What if students could have more of a say in their GCSE choices? What if they could influence syllabus content and how they are assessed?
This might sound like a radical idea, but why should our current education systems not be shaped by those inside them? Why not let young people choose how their futures are formed? After all, education does just that: it creates and shapes the futures of those within it.
The prevailing suspicion remains that given the choice, young people will opt for the easy option, or at least not act within their own interests. However, a recent, in-depth study by Queen’s University Belfast has been able to categorically denounce these long-held beliefs, finding instead that ‘students have the capacity to make considered judgements and do not automatically opt for what they perceive as the easiest option.’1 Moreover, the study was able to recommend that young people should be given a consulting voice in decisions about their education at a national, school and individual level.

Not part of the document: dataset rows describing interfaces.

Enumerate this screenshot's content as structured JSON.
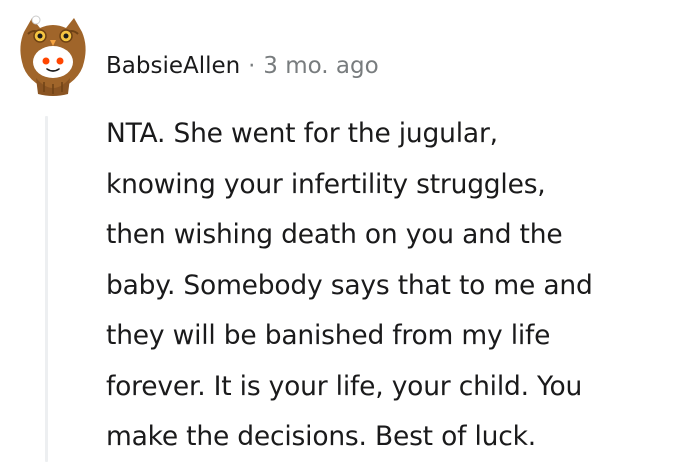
{
  "comment": {
    "author": "BabsieAllen",
    "separator": "·",
    "timestamp": "3 mo. ago",
    "avatar_icon": "owl-costume-avatar-icon",
    "body_lines": [
      "NTA. She went for the jugular,",
      "knowing your infertility struggles,",
      "then wishing death on you and the",
      "baby. Somebody says that to me and",
      "they will be banished from my life",
      "forever. It is your life, your child. You",
      "make the decisions. Best of luck."
    ]
  },
  "colors": {
    "text": "#1a1a1b",
    "meta": "#787c7e",
    "thread_line": "#edeff1",
    "avatar_owl": "#a0652a",
    "avatar_face": "#ffffff",
    "avatar_accent": "#ff4500"
  }
}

If we accept these findings, we are presented with a new set of intriguing possibilities around the management of both curriculum inequality and subject choice. Reimagining choice in education as a dialogue between pupil and teacher is one avenue to explore, as is the behaviour and decision-making of pupils in an environment of opportunities. Key to all of this is that young people feel that they are heard through their education and that decisions and policies are made in their interest and not that of more powerful stakeholders.